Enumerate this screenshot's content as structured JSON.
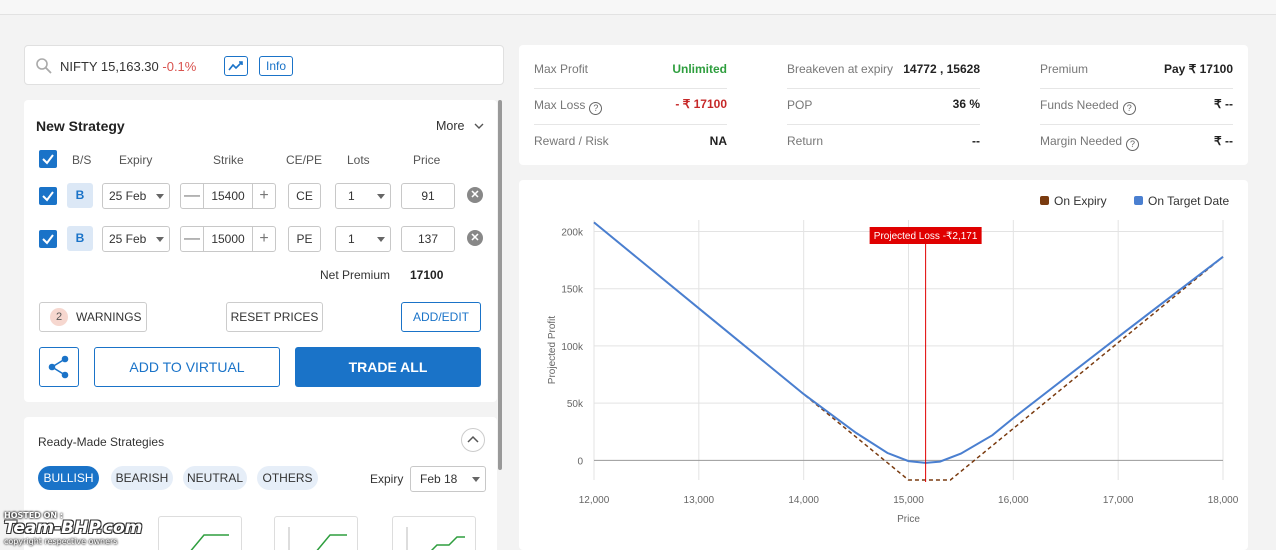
{
  "search": {
    "symbol": "NIFTY 15,163.30",
    "change": "-0.1%",
    "info_label": "Info"
  },
  "strategy": {
    "title": "New Strategy",
    "more_label": "More",
    "headers": {
      "bs": "B/S",
      "expiry": "Expiry",
      "strike": "Strike",
      "cepe": "CE/PE",
      "lots": "Lots",
      "price": "Price"
    },
    "legs": [
      {
        "bs": "B",
        "expiry": "25 Feb",
        "strike": "15400",
        "type": "CE",
        "lots": "1",
        "price": "91"
      },
      {
        "bs": "B",
        "expiry": "25 Feb",
        "strike": "15000",
        "type": "PE",
        "lots": "1",
        "price": "137"
      }
    ],
    "net_premium_label": "Net Premium",
    "net_premium_value": "17100",
    "warnings_count": "2",
    "warnings_label": "WARNINGS",
    "reset_label": "RESET PRICES",
    "addedit_label": "ADD/EDIT",
    "add_virtual_label": "ADD TO VIRTUAL",
    "trade_all_label": "TRADE ALL"
  },
  "readymade": {
    "title": "Ready-Made Strategies",
    "filters": [
      "BULLISH",
      "BEARISH",
      "NEUTRAL",
      "OTHERS"
    ],
    "active_filter": "BULLISH",
    "expiry_label": "Expiry",
    "expiry_value": "Feb 18"
  },
  "summary": {
    "max_profit_label": "Max Profit",
    "max_profit_value": "Unlimited",
    "max_loss_label": "Max Loss",
    "max_loss_value": "- ₹ 17100",
    "reward_risk_label": "Reward / Risk",
    "reward_risk_value": "NA",
    "breakeven_label": "Breakeven at expiry",
    "breakeven_value": "14772 , 15628",
    "pop_label": "POP",
    "pop_value": "36 %",
    "return_label": "Return",
    "return_value": "--",
    "premium_label": "Premium",
    "premium_value": "Pay ₹ 17100",
    "funds_label": "Funds Needed",
    "funds_value": "₹ --",
    "margin_label": "Margin Needed",
    "margin_value": "₹ --"
  },
  "colors": {
    "accent": "#1a73c8",
    "profit": "#2e9e3e",
    "loss": "#c62828",
    "expiry_line": "#7a3b10",
    "target_line": "#4a7fd0",
    "marker": "#e00000"
  },
  "watermark": {
    "line1": "HOSTED ON :",
    "line2": "Team-BHP.com",
    "line3": "copyright respective owners"
  },
  "chart_data": {
    "type": "line",
    "xlabel": "Price",
    "ylabel": "Projected Profit",
    "xlim": [
      12000,
      18000
    ],
    "ylim": [
      -17100,
      210000
    ],
    "x_ticks": [
      "12,000",
      "13,000",
      "14,000",
      "15,000",
      "16,000",
      "17,000",
      "18,000"
    ],
    "y_ticks": [
      "0",
      "50k",
      "100k",
      "150k",
      "200k"
    ],
    "y_tick_values": [
      0,
      50000,
      100000,
      150000,
      200000
    ],
    "x_tick_values": [
      12000,
      13000,
      14000,
      15000,
      16000,
      17000,
      18000
    ],
    "legend_position": "top-right",
    "annotation": {
      "label": "Projected Loss -₹2,171",
      "x": 15163.3
    },
    "series": [
      {
        "name": "On Expiry",
        "style": "dashed",
        "x": [
          12000,
          15000,
          15400,
          18000
        ],
        "y": [
          207900,
          -17100,
          -17100,
          177900
        ]
      },
      {
        "name": "On Target Date",
        "style": "solid",
        "x": [
          12000,
          13000,
          14000,
          14500,
          14800,
          15000,
          15163.3,
          15300,
          15500,
          15800,
          16000,
          17000,
          18000
        ],
        "y": [
          207900,
          132900,
          57900,
          24000,
          6500,
          -600,
          -2171,
          -1000,
          6000,
          22000,
          37000,
          107900,
          177900
        ]
      }
    ]
  }
}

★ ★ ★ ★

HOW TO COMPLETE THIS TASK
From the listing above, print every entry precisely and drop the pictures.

FINAL ANSWER
Enumerate this screenshot's content as structured JSON.
{
  "search": {
    "symbol": "NIFTY 15,163.30",
    "change": "-0.1%",
    "info_label": "Info"
  },
  "strategy": {
    "title": "New Strategy",
    "more_label": "More",
    "headers": {
      "bs": "B/S",
      "expiry": "Expiry",
      "strike": "Strike",
      "cepe": "CE/PE",
      "lots": "Lots",
      "price": "Price"
    },
    "legs": [
      {
        "bs": "B",
        "expiry": "25 Feb",
        "strike": "15400",
        "type": "CE",
        "lots": "1",
        "price": "91"
      },
      {
        "bs": "B",
        "expiry": "25 Feb",
        "strike": "15000",
        "type": "PE",
        "lots": "1",
        "price": "137"
      }
    ],
    "net_premium_label": "Net Premium",
    "net_premium_value": "17100",
    "warnings_count": "2",
    "warnings_label": "WARNINGS",
    "reset_label": "RESET PRICES",
    "addedit_label": "ADD/EDIT",
    "add_virtual_label": "ADD TO VIRTUAL",
    "trade_all_label": "TRADE ALL"
  },
  "readymade": {
    "title": "Ready-Made Strategies",
    "filters": [
      "BULLISH",
      "BEARISH",
      "NEUTRAL",
      "OTHERS"
    ],
    "active_filter": "BULLISH",
    "expiry_label": "Expiry",
    "expiry_value": "Feb 18"
  },
  "summary": {
    "max_profit_label": "Max Profit",
    "max_profit_value": "Unlimited",
    "max_loss_label": "Max Loss",
    "max_loss_value": "- ₹ 17100",
    "reward_risk_label": "Reward / Risk",
    "reward_risk_value": "NA",
    "breakeven_label": "Breakeven at expiry",
    "breakeven_value": "14772 , 15628",
    "pop_label": "POP",
    "pop_value": "36 %",
    "return_label": "Return",
    "return_value": "--",
    "premium_label": "Premium",
    "premium_value": "Pay ₹ 17100",
    "funds_label": "Funds Needed",
    "funds_value": "₹ --",
    "margin_label": "Margin Needed",
    "margin_value": "₹ --"
  },
  "colors": {
    "accent": "#1a73c8",
    "profit": "#2e9e3e",
    "loss": "#c62828",
    "expiry_line": "#7a3b10",
    "target_line": "#4a7fd0",
    "marker": "#e00000"
  },
  "watermark": {
    "line1": "HOSTED ON :",
    "line2": "Team-BHP.com",
    "line3": "copyright respective owners"
  },
  "chart_data": {
    "type": "line",
    "xlabel": "Price",
    "ylabel": "Projected Profit",
    "xlim": [
      12000,
      18000
    ],
    "ylim": [
      -17100,
      210000
    ],
    "x_ticks": [
      "12,000",
      "13,000",
      "14,000",
      "15,000",
      "16,000",
      "17,000",
      "18,000"
    ],
    "y_ticks": [
      "0",
      "50k",
      "100k",
      "150k",
      "200k"
    ],
    "y_tick_values": [
      0,
      50000,
      100000,
      150000,
      200000
    ],
    "x_tick_values": [
      12000,
      13000,
      14000,
      15000,
      16000,
      17000,
      18000
    ],
    "legend_position": "top-right",
    "annotation": {
      "label": "Projected Loss -₹2,171",
      "x": 15163.3
    },
    "series": [
      {
        "name": "On Expiry",
        "style": "dashed",
        "x": [
          12000,
          15000,
          15400,
          18000
        ],
        "y": [
          207900,
          -17100,
          -17100,
          177900
        ]
      },
      {
        "name": "On Target Date",
        "style": "solid",
        "x": [
          12000,
          13000,
          14000,
          14500,
          14800,
          15000,
          15163.3,
          15300,
          15500,
          15800,
          16000,
          17000,
          18000
        ],
        "y": [
          207900,
          132900,
          57900,
          24000,
          6500,
          -600,
          -2171,
          -1000,
          6000,
          22000,
          37000,
          107900,
          177900
        ]
      }
    ]
  }
}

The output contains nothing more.